Hand back the entries below exactly.

Input records below:

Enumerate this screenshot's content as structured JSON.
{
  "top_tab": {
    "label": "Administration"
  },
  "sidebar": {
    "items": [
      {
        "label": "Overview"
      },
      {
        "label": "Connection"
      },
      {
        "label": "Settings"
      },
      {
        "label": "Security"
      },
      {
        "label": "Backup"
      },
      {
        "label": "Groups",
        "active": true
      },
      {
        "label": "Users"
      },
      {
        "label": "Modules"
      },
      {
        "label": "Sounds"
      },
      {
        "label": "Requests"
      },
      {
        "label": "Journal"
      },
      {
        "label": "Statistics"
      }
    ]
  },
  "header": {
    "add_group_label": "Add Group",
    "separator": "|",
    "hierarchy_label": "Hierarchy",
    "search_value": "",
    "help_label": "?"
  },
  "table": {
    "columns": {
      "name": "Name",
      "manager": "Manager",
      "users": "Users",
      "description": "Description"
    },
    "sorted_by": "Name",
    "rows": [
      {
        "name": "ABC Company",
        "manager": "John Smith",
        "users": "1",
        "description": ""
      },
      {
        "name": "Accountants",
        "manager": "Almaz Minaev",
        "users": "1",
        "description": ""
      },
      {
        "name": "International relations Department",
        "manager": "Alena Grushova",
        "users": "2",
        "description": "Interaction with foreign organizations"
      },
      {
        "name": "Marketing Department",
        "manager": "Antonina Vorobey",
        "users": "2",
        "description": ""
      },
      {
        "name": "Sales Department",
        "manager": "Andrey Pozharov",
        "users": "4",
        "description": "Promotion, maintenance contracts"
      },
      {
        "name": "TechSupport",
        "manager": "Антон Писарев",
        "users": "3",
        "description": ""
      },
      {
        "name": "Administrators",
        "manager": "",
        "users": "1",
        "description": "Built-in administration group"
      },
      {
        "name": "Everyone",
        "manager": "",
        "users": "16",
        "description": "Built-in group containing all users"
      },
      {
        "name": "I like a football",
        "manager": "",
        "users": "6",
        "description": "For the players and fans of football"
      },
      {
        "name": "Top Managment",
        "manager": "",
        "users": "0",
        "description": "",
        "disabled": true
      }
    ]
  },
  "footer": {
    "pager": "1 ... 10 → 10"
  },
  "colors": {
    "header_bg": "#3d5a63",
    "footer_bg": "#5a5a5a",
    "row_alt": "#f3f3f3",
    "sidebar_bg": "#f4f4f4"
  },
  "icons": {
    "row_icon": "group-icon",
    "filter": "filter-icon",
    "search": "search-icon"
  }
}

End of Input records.

#### Written solution:
Enumerate this screenshot's content as structured JSON.
{
  "top_tab": {
    "label": "Administration"
  },
  "sidebar": {
    "items": [
      {
        "label": "Overview"
      },
      {
        "label": "Connection"
      },
      {
        "label": "Settings"
      },
      {
        "label": "Security"
      },
      {
        "label": "Backup"
      },
      {
        "label": "Groups",
        "active": true
      },
      {
        "label": "Users"
      },
      {
        "label": "Modules"
      },
      {
        "label": "Sounds"
      },
      {
        "label": "Requests"
      },
      {
        "label": "Journal"
      },
      {
        "label": "Statistics"
      }
    ]
  },
  "header": {
    "add_group_label": "Add Group",
    "separator": "|",
    "hierarchy_label": "Hierarchy",
    "search_value": "",
    "help_label": "?"
  },
  "table": {
    "columns": {
      "name": "Name",
      "manager": "Manager",
      "users": "Users",
      "description": "Description"
    },
    "sorted_by": "Name",
    "rows": [
      {
        "name": "ABC Company",
        "manager": "John Smith",
        "users": "1",
        "description": ""
      },
      {
        "name": "Accountants",
        "manager": "Almaz Minaev",
        "users": "1",
        "description": ""
      },
      {
        "name": "International relations Department",
        "manager": "Alena Grushova",
        "users": "2",
        "description": "Interaction with foreign organizations"
      },
      {
        "name": "Marketing Department",
        "manager": "Antonina Vorobey",
        "users": "2",
        "description": ""
      },
      {
        "name": "Sales Department",
        "manager": "Andrey Pozharov",
        "users": "4",
        "description": "Promotion, maintenance contracts"
      },
      {
        "name": "TechSupport",
        "manager": "Антон Писарев",
        "users": "3",
        "description": ""
      },
      {
        "name": "Administrators",
        "manager": "",
        "users": "1",
        "description": "Built-in administration group"
      },
      {
        "name": "Everyone",
        "manager": "",
        "users": "16",
        "description": "Built-in group containing all users"
      },
      {
        "name": "I like a football",
        "manager": "",
        "users": "6",
        "description": "For the players and fans of football"
      },
      {
        "name": "Top Managment",
        "manager": "",
        "users": "0",
        "description": "",
        "disabled": true
      }
    ]
  },
  "footer": {
    "pager": "1 ... 10 → 10"
  },
  "colors": {
    "header_bg": "#3d5a63",
    "footer_bg": "#5a5a5a",
    "row_alt": "#f3f3f3",
    "sidebar_bg": "#f4f4f4"
  },
  "icons": {
    "row_icon": "group-icon",
    "filter": "filter-icon",
    "search": "search-icon"
  }
}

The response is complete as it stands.